1. At least 3 years prior, Shufelt oversaw mining operations in Arizona. He could have easily heard about the underground tunnels legend and the lizard legends while there and used them to build interest on his device or his name.

2. With Los Angeles going through an oil craze and people mining throughout Southern California, this could have easily been a ploy to grab attention so that he could make money on a scam.

3. Still convinced his radio x-ray device worked, a few years later, Shufelt volunteered to help recover the missing, drown body of a boy in the Los Angeles area. He claimed that a lock of the grief stricken mother's hair placed in the device would lead the authorities to the body. He searched for days, with no results. This further proves his device a sham, besides that fact that modern day science cannot prove his theories.

So, believe what you will, but I think the whole thing is a scam - back in the 1930s and today for anyone who leads you to believe that the tunnels were real. OK, maybe this isn't a scary Halloween story, but the fact that people believed that Shufelt really did what he claimed in "divining" the tunnels with a radio x-ray is quite scary.

LA Times map via Reptoids.com.


Anonymous said...

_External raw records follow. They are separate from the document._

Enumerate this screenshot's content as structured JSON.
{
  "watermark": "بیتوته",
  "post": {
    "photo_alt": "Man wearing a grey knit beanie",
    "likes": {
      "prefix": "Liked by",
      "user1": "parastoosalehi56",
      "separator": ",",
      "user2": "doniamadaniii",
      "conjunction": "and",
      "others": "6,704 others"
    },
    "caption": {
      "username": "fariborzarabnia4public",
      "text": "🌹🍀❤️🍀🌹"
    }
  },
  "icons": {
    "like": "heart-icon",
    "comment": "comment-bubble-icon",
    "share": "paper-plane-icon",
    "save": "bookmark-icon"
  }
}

Just because you don't believe in the Radio X-Ray does not mean it isn't real. I know in my heart that the Radio X-Ray is real just as I know the Lizard People hear my whispered prayers at night and grant me the strength I need.

This culture war persecuting Lizard People and Radio X-Rays must be stopped.

Anonymous said...


Anonymous said...

Hrm, do you know anything about the tunnels under UCLA? That's the only urban legend I've heard about tunnels in LA (minus the now defunct subway tunnels in parts of downtown).